* What the task requires *
For every line in the records below that contains the word "button", add one to a count, and report only that count.

[[ Source material open ]]

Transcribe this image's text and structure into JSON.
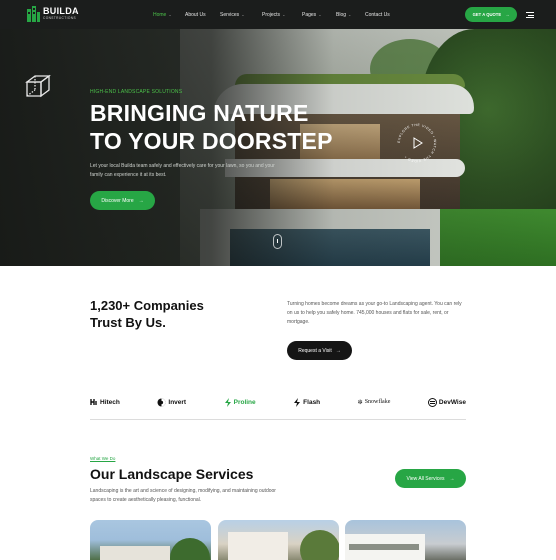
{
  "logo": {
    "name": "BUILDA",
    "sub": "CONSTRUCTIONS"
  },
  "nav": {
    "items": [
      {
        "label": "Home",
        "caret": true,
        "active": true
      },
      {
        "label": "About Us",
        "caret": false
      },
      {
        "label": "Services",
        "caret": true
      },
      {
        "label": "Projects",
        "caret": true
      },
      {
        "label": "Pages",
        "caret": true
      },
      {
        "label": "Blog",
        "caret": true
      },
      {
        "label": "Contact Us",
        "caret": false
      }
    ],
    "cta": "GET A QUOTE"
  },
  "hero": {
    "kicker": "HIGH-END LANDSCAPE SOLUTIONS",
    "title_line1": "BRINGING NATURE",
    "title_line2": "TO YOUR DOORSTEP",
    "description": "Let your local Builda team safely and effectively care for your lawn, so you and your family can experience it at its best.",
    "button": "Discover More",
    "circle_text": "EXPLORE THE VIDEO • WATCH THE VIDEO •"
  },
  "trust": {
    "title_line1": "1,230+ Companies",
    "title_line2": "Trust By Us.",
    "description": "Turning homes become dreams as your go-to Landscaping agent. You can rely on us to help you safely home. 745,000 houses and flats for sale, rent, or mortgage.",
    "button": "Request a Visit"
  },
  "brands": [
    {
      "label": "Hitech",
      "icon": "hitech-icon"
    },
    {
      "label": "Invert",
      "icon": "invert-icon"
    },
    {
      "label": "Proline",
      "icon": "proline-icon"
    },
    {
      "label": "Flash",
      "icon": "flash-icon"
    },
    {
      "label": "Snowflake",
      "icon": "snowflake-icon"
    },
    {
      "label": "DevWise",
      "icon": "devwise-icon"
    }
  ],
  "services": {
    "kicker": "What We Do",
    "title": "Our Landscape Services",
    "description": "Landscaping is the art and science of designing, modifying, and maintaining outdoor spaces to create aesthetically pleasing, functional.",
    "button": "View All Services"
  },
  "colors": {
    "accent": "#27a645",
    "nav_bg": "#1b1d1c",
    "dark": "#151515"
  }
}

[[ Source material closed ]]
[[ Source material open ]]

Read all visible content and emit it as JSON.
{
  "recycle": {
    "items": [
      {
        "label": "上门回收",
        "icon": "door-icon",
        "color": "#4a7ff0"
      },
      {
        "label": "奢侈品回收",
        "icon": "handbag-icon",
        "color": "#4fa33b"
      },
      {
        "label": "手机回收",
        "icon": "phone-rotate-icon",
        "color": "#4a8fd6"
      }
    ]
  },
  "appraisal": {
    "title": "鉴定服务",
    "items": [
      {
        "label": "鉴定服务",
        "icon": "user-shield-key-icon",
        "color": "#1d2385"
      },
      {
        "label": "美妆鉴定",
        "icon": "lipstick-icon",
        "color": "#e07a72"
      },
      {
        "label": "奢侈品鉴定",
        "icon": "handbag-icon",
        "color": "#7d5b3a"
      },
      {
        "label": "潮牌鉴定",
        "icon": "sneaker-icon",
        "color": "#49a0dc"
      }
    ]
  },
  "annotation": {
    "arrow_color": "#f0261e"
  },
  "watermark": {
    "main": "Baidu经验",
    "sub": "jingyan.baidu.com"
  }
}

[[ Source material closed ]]

* Solution to this problem *
3